Size is the essential factor of the menstrual cup. Having the right size of the menstrual cup means comfort and no leakage. Some doctors recommend that you know whether you have a long vaginal canal or a short vaginal canal. By identifying, you will also see whether you will need big size or small size.
Bigger sizes are also recommended for those who have already given birth vaginally. The smaller sizes, like the small daisy cup, are recommended for women who have not yet experienced intercourse. They are also perfect for first-time menstrual cup users and women who have not given birth yet. Smaller sizes are also ideal for those who have a low cervix.
Some brands offer small and big sizes of menstrual cups, so you will find a size that is right for you. If one doesn’t fit, don’t be afraid to try another one in a different brand or size. You might find the perfect size for you.
How do you put them in and get them out?
Getting them inside your vaginal canal can be awkward and uncomfortable at first. However, over time, you will learn techniques on how to comfortably place them inside your vaginal canal and remove them.
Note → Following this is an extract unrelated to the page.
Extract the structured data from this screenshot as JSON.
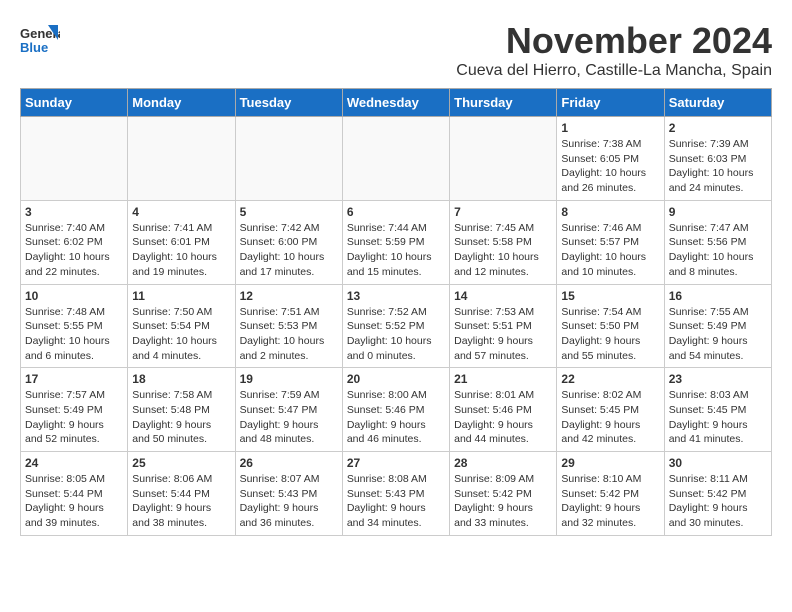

Below is the step by step process on how to put the cup inside.
- Sanitize the menstrual cup by soaking it in boiling water for 5-10 minutes. Also, wash your hands with water and soap so that your hands are clean when touching your feminine area.
- Fold the cup before inserting it. There are many ways to fold the cup so that it will fit your vaginal opening. You can fold them in half, C-fold or U-fold, punch-down fold, or 7-fold.
- You can now insert the cup. You can do it by squatting or standing up, depending on what’s comfortable for you. Push it, making the rim face upward. Once the rim is inside, push it more until the cup unfolds inside.
- The cup should pop open. Make sure that the cup unfolds inside. Reach out for the base of the cup. It should feel oval or round. If there are folds, then twist the menstrual cup until it pops open or unfolds. Once twisted, it will make a suction or a seal to avoid leakage.
- After 4-12 hours, you can remove them by pulling the stem of the cup and use your abdominal muscles to help push the cup out. Once slightly pulled out, pinch the base to remove the suction or seal. Keep the cup upright to avoid spillage.
How to sanitize them?
It would be best if you kept the menstrual cup clean. Once out from your vaginal canal, wash it with water and soap. Sanitize the cup by putting in boiling water for 5-10 minutes. However, do not leave it longer because it might ruin the cup. Make sure that it is clean before putting it back inside your body.
A menstrual cup is a good option when experiencing menstruation. Do not be afraid to try it out. It may take several trials and errors before you get the right size and the proper technique to use it. You might discover that menstrual cups are perfect for you.